Top of Data to process
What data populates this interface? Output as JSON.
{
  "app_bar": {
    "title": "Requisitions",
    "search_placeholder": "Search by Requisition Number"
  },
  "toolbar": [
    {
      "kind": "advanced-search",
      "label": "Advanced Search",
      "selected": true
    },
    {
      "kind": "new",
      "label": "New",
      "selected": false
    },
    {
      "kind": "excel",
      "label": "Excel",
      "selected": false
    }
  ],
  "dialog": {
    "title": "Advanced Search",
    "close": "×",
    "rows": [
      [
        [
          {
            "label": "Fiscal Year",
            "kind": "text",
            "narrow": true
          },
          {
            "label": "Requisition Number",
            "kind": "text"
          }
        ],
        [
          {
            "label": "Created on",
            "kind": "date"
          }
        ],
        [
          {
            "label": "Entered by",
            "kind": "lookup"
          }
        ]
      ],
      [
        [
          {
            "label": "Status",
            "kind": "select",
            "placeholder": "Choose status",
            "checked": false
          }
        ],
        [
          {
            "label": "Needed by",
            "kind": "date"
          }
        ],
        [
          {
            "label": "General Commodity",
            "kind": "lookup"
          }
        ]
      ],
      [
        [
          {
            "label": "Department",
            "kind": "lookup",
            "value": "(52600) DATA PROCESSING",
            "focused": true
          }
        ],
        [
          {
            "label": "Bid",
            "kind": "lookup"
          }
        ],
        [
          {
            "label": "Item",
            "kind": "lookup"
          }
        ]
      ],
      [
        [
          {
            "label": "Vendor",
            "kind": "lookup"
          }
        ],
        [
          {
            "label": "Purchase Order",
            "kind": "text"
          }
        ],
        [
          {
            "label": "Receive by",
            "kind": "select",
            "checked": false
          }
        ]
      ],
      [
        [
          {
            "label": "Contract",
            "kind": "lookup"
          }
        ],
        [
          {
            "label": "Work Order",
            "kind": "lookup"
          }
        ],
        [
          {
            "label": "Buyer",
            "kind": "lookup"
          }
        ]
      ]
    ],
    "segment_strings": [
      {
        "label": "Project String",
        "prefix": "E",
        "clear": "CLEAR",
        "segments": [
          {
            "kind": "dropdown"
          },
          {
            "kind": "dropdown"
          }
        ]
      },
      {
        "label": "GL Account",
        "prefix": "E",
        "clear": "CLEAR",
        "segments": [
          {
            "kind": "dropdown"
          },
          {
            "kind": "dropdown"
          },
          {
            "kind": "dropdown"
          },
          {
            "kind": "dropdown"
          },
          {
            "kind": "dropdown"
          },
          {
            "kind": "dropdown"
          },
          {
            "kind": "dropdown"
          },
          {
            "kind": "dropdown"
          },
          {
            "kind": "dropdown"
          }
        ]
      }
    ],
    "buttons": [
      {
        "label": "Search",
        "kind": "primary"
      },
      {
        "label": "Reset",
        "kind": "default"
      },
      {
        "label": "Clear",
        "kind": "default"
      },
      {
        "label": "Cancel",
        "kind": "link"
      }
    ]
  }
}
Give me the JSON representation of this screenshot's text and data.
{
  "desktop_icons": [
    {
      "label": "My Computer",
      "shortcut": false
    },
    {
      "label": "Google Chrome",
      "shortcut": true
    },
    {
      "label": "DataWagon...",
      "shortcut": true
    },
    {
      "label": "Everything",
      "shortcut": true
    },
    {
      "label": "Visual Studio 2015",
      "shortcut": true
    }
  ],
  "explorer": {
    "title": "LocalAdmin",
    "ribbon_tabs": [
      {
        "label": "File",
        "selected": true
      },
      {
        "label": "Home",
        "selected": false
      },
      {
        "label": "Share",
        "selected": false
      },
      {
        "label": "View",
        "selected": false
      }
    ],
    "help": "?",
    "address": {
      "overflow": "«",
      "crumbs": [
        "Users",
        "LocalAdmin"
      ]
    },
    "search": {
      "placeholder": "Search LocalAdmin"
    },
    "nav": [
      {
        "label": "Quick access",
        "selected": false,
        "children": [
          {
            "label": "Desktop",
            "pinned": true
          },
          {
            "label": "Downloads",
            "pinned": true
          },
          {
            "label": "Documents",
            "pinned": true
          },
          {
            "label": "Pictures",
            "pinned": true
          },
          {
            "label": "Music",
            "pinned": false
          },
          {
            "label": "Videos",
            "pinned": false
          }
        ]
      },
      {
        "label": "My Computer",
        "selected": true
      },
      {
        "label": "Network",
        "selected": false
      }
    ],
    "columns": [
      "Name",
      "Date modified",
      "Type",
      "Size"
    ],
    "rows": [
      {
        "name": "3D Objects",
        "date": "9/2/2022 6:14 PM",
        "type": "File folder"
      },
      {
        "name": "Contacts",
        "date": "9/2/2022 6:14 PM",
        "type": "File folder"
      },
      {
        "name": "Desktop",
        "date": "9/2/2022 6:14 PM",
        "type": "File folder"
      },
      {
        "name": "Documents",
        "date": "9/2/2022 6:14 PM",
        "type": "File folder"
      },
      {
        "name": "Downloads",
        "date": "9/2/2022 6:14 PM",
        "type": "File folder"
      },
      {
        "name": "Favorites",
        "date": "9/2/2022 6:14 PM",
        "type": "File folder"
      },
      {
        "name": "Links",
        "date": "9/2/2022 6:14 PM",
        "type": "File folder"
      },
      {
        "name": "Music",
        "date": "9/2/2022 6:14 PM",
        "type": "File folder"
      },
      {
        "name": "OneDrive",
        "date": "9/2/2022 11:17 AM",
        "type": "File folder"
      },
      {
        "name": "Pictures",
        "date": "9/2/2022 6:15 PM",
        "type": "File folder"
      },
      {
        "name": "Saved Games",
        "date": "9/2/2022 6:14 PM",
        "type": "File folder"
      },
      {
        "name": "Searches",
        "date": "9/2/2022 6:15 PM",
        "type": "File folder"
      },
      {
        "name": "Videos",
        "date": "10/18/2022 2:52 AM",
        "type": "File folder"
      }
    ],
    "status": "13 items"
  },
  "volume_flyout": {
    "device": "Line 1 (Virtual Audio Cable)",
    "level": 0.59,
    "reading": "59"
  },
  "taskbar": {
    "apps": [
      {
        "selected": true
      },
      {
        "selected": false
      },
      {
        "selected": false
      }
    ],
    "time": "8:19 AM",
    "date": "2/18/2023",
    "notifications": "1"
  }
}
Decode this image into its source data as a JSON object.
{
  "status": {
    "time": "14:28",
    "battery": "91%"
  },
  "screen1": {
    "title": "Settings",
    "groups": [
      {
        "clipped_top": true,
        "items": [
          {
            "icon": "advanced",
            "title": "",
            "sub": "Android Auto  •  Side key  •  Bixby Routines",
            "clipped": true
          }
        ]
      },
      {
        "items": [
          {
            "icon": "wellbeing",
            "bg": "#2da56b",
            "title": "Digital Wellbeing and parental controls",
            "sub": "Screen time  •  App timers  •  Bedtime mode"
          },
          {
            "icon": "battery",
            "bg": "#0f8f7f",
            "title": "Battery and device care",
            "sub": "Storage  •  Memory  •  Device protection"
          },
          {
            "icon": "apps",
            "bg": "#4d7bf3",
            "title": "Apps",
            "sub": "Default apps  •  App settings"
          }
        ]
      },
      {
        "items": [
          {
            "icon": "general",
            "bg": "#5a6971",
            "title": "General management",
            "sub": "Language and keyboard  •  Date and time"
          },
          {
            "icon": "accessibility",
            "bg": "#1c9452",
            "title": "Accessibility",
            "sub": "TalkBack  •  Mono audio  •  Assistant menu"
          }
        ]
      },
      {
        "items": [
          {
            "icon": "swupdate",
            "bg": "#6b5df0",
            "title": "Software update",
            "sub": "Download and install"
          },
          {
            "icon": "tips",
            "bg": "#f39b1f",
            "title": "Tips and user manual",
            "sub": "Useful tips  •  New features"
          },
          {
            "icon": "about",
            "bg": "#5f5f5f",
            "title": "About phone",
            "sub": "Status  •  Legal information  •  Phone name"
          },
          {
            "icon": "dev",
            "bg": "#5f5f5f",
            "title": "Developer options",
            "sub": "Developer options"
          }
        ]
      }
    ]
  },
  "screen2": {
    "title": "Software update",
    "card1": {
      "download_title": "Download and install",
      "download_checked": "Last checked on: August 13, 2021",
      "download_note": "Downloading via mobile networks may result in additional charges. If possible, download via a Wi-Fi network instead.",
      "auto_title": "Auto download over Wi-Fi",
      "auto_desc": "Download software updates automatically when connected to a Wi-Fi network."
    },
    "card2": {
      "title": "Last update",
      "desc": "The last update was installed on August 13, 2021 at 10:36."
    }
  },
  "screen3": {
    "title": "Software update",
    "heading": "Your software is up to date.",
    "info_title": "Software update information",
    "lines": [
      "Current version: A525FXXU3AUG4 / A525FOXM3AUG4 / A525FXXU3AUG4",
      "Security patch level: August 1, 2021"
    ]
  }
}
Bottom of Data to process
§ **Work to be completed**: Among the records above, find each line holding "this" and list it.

§ **Expected answer**:
What data populates this interface? Output as JSON.
Give me the JSON representation of this screenshot's text and data.
Decode this image into its source data as a JSON object.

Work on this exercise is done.